#### Material supplied

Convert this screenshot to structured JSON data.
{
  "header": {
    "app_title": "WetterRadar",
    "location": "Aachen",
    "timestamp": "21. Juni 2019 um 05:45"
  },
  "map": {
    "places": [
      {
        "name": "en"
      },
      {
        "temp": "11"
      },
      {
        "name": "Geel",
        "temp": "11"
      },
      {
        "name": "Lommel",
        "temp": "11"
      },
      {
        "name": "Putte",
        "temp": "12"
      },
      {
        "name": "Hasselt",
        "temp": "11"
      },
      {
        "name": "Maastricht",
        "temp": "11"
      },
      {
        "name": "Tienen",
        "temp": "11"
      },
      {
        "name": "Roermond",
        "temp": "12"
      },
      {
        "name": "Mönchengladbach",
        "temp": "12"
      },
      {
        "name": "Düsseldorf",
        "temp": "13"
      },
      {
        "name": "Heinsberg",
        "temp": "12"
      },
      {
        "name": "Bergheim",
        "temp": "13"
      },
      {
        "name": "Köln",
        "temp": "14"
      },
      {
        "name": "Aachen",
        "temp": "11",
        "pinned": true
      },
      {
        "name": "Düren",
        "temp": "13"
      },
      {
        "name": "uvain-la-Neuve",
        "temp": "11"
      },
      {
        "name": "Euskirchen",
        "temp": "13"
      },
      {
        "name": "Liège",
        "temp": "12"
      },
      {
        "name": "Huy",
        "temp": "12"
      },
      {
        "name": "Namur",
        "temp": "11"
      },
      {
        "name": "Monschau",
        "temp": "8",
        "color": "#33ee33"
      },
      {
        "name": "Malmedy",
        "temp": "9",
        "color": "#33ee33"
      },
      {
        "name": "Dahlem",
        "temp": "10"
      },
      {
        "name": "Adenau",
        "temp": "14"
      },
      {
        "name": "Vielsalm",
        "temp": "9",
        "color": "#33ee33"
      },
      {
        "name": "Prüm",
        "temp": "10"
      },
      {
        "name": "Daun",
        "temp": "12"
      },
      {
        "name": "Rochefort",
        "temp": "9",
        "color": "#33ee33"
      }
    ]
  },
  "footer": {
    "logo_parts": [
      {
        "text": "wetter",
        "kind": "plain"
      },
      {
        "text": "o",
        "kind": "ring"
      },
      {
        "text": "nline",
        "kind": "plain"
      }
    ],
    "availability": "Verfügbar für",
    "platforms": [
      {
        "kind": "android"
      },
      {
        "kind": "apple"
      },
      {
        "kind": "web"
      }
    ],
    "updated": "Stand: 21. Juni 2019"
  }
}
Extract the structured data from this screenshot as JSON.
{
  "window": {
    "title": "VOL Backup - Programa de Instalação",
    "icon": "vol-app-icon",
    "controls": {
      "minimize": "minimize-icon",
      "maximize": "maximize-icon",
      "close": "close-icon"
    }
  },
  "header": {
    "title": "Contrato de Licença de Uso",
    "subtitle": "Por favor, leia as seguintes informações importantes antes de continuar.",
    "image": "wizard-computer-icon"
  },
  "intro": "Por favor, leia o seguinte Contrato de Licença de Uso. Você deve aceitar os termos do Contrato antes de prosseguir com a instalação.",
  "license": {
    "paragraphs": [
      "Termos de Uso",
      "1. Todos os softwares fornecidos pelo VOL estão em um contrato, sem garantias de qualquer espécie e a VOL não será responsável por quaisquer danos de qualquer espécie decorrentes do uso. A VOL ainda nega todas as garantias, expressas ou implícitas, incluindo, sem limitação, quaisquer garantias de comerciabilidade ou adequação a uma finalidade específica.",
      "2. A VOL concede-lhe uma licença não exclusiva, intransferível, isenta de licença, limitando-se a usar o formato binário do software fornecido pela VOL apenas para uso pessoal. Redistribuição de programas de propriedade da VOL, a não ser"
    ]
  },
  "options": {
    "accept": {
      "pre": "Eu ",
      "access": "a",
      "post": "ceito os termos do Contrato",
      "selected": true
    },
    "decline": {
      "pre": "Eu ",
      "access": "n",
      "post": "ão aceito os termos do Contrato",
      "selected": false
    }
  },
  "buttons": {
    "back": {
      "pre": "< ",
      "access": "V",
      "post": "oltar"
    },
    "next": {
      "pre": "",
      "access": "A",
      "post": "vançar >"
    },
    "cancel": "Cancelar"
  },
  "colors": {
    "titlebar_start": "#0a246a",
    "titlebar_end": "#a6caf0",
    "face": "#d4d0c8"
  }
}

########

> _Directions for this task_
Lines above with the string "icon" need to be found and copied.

> _Exercise result_
    "icon": "vol-app-icon",
      "minimize": "minimize-icon",
      "maximize": "maximize-icon",
      "close": "close-icon"
    "image": "wizard-computer-icon"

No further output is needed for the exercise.